Web page and app entries:
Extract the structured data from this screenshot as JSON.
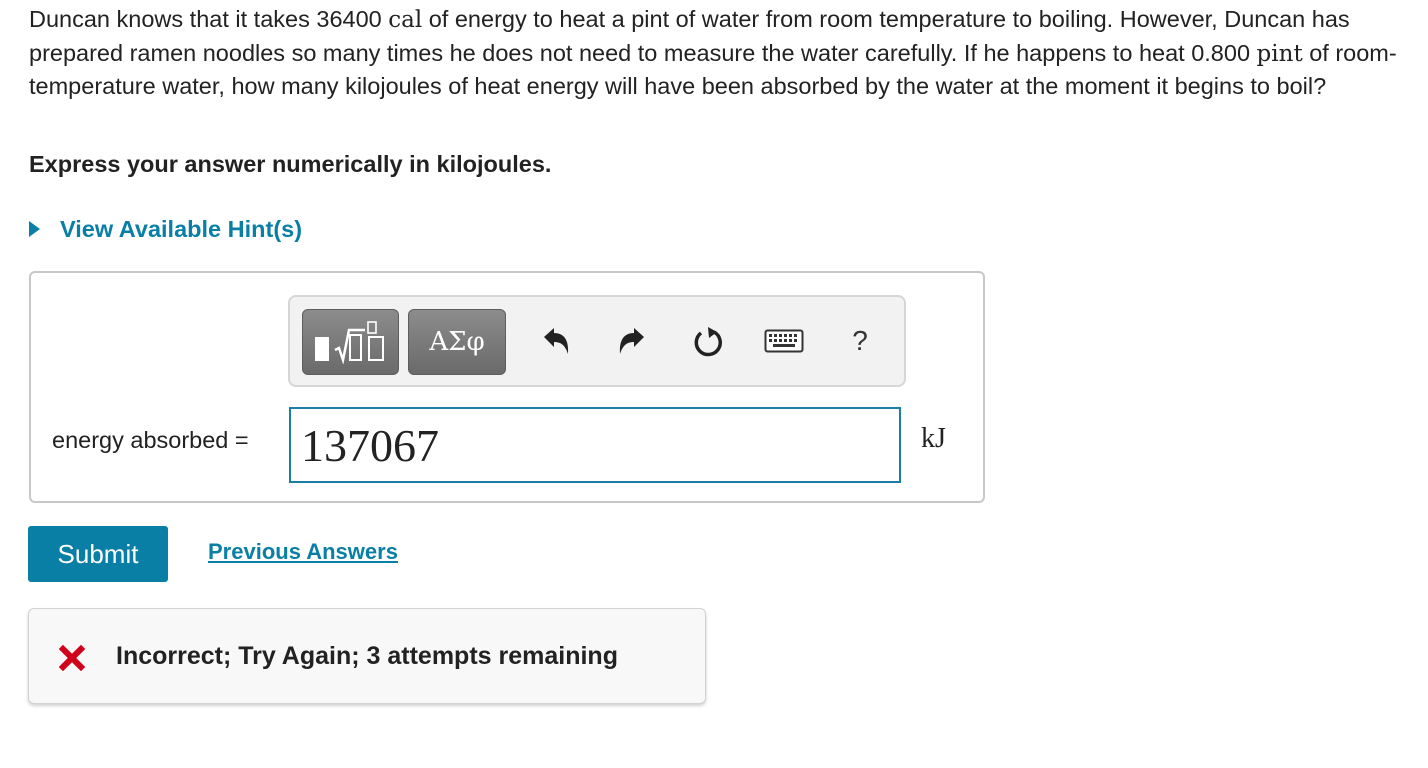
{
  "question": {
    "part1": "Duncan knows that it takes 36400 ",
    "unit_cal": "cal",
    "part2": " of energy to heat a pint of water from room temperature to boiling. However, Duncan has prepared ramen noodles so many times he does not need to measure the water carefully. If he happens to heat 0.800 ",
    "unit_pint": "pint",
    "part3": " of room-temperature water, how many kilojoules of heat energy will have been absorbed by the water at the moment it begins to boil?"
  },
  "instruction": "Express your answer numerically in kilojoules.",
  "hint_label": "View Available Hint(s)",
  "toolbar": {
    "symbols_label": "ΑΣφ",
    "help_label": "?"
  },
  "answer": {
    "label": "energy absorbed =",
    "value": "137067",
    "unit": "kJ"
  },
  "submit_label": "Submit",
  "previous_answers_label": "Previous Answers",
  "feedback": {
    "message": "Incorrect; Try Again; 3 attempts remaining",
    "status_color": "#d0021b"
  },
  "colors": {
    "accent": "#0a7fa5",
    "toolbar_button": "#7a7a7a"
  },
  "icons": [
    "templates-icon",
    "undo-icon",
    "redo-icon",
    "reset-icon",
    "keyboard-icon",
    "help-icon",
    "incorrect-x-icon",
    "hint-expand-arrow-icon"
  ]
}
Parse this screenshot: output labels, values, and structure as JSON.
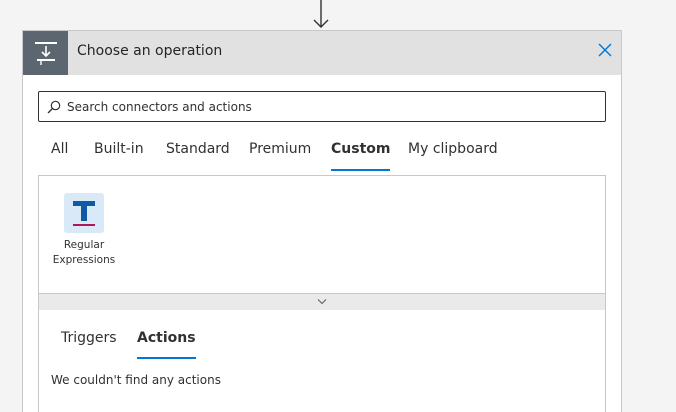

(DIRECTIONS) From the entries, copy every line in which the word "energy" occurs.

(COMPLETED TASK)
    "part2": " of energy to heat a pint of water from room temperature to boiling. However, Duncan has prepared ramen noodles so many times he does not need to measure the water carefully. If he happens to heat 0.800 ",
    "part3": " of room-temperature water, how many kilojoules of heat energy will have been absorbed by the water at the moment it begins to boil?"
    "label": "energy absorbed =",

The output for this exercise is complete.